Raleigh DWI Lawyer Talks About the Other Repercussions of a DWI Conviction

The town manager of Zebulon, NC town is at risk of being dismissed from his post after his second DWI arrest.

Police pulled over Rick Hardin in his 2008 BMW after they caught him driving 55 mph in a 35-mph zone and registering a blood alcohol content of 0.13. Following the charges, town commissioners decided in favor of suspending Hardin with pay. Mayor Robert Matheny will assume the position until an interim city manager can be hired.

Being that Mr. Hardin had been previously been convicted of DWI seven years ago, it stands to reason that they city managers may decide to fire him.  Mayor Matheny declined to comment on the possibility of Hardin’s reinstatement.

Second DWI
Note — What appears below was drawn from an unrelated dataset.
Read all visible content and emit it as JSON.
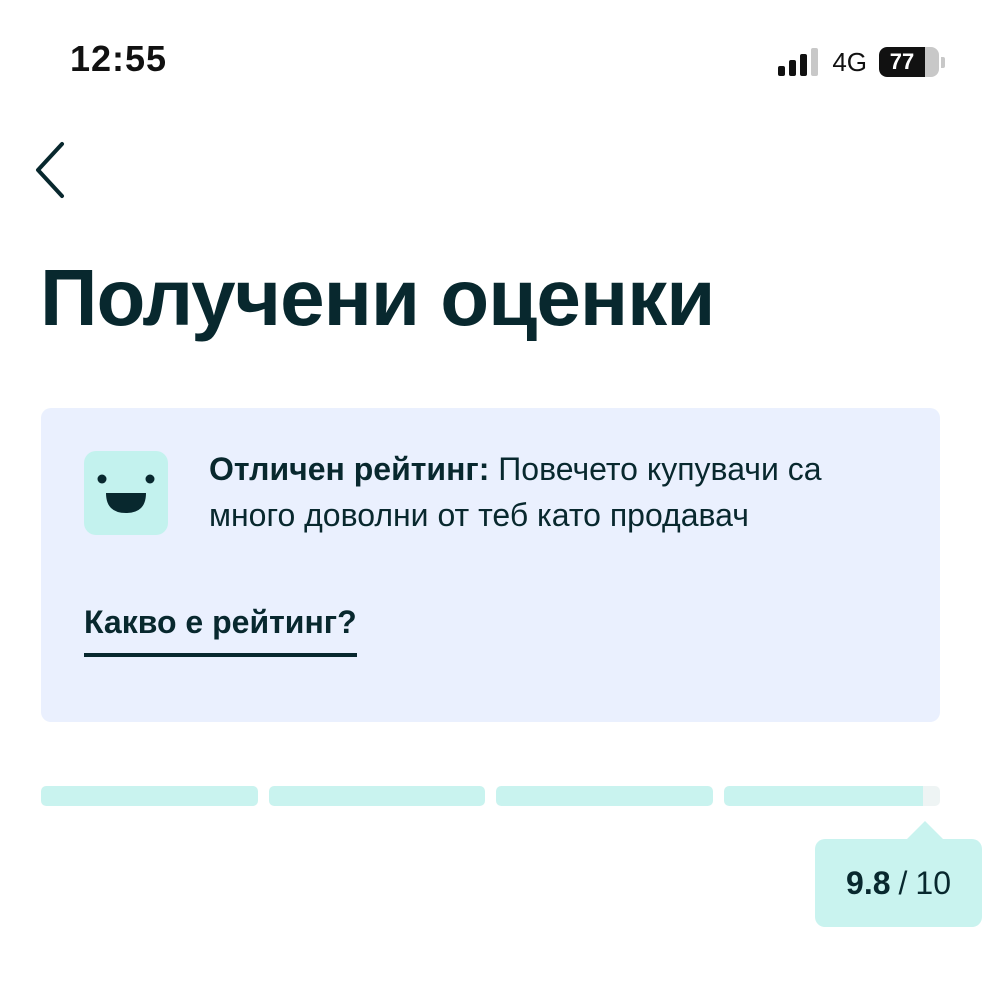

You don’t want to be convicted of DWI a second time, especially in North Carolina.

A prior conviction is one of several “grossly aggravating factors” that can play a major role in the sentence for a second offender when it occurs within seven years of the date of the most current offense. Take note that the date of conviction is not necessarily the date of offense.

According to reports, Hardin’s first DWI occurred on February 11, 2007. He was arrested for his second DWI on November 2, 2014. If convicted again he will likely be spared of the harsher punishments. However, there are other factors playing against him—such as his blood alcohol content (BAC) of 0.13, which might qualify as a mitigating factor.


Government officials are just regular people like everyone else, but any misconduct on their part can have far-reaching repercussions. As a leader in community, problems with the law like this often shake the public’s trust and often lead to their resignation or dismissal.

Anyone who has been charged with DWI might face a similar situation with losing their job that might be even more serious than the punishment imposed by the state.

North Carolina has strict DWI laws. An experienced Raleigh DWI lawyer with Kurtz & Blum, PLLC knows how devastating a DWI conviction might be, especially with a second offense.

Fortunately, DWI cases are not always a slam-dunk for the prosecution. Simply being arrested does not amount to a conviction. There are many elements in any case that can be questioned, especially in court. And prior to a case reaching the courtroom, there are often opportunities for a seasoned DWI attorney to negotiate with the district attorney to obtain the best possible outcome.

(Source: Zebulon town manager charged with second DWI, NewsObserver.com, November 3, 2014)